The female comic who blazed new trails in stand-up
Long before Joan Rivers, Phyllis Diller, and Lily Tomlin took to the stage, Jean Carroll was one of the first female stand-up comedians to become a household name. She appeared frequently on The Ed Sullivan Show and, for one season in the 1950s, on her own ABC sitcom.
In her day, “the world of comedy was thought to be no fit place for a woman,” said The New York Times. Although such funny women as Minnie Pearl and Fanny Brice had preceded her, Carroll stood out because she based her routines on her personal life, and much of her material was racy by the standards of the day.
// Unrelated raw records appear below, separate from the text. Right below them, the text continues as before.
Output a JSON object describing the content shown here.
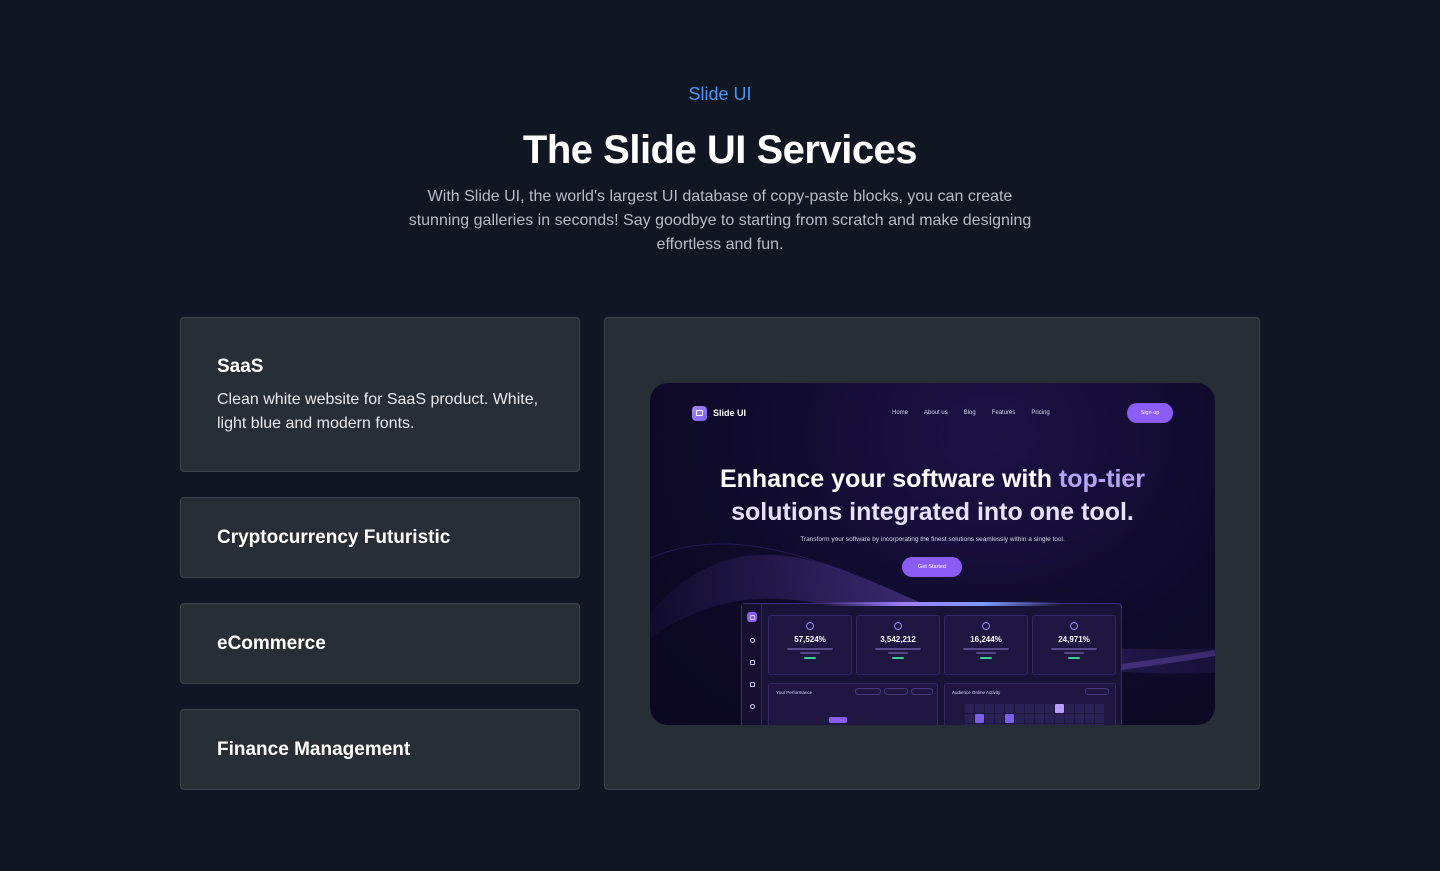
{
  "header": {
    "eyebrow": "Slide UI",
    "title": "The Slide UI Services",
    "subtitle": "With Slide UI, the world's largest UI database of copy-paste blocks, you can create stunning galleries in seconds! Say goodbye to starting from scratch and make designing effortless and fun."
  },
  "services": [
    {
      "title": "SaaS",
      "description": "Clean white website for SaaS product. White, light blue and modern fonts.",
      "expanded": true
    },
    {
      "title": "Cryptocurrency Futuristic",
      "expanded": false
    },
    {
      "title": "eCommerce",
      "expanded": false
    },
    {
      "title": "Finance Management",
      "expanded": false
    }
  ],
  "preview": {
    "logo": "Slide UI",
    "nav_links": [
      "Home",
      "About us",
      "Blog",
      "Features",
      "Pricing"
    ],
    "signup": "Sign up",
    "headline_part1": "Enhance your software with ",
    "headline_part2": "top-tier",
    "headline_part3": "solutions integrated into one tool.",
    "subline": "Transform your software by incorporating the finest solutions seamlessly within a single tool.",
    "cta": "Get Started",
    "stats": [
      "57,524%",
      "3,542,212",
      "16,244%",
      "24,971%"
    ],
    "panels": [
      "Your Performance",
      "Audience Online Activity"
    ]
  },
  "colors": {
    "background": "#111722",
    "card": "#272e35",
    "eyebrow": "#4c95f2",
    "accent": "#8b5cf6"
  }
}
Born Celine Zeigman, in Paris, she grew up in the Bronx, N.Y., and toured vaudeville as a teenager, perfecting her persona after World War II. “Extremely attractive, Carroll appeared alone onstage in a shimmering evening dress, dripping diamonds and mink,” delivering monologues about her husband and kids. “The thing that attracted me to my husband was his pride,” she would say. “I’ll never forget the first time I saw him, standing up on a hill, his hair blowing in the breeze—and he [was] too proud to run and get it.” She also did not shy away from ethnic humor. “I’ve always been proud of the Jews, but never so proud as tonight,” she once told a benefit for the United Jewish Appeal. “Because tonight I wish I had my old nose back.”
In one popular routine, she called her daughter “a hippie with the dirty sneakers and dirty blue jeans—but why a beard?” She said later, “I made her shave it, but I let her keep the mustache.”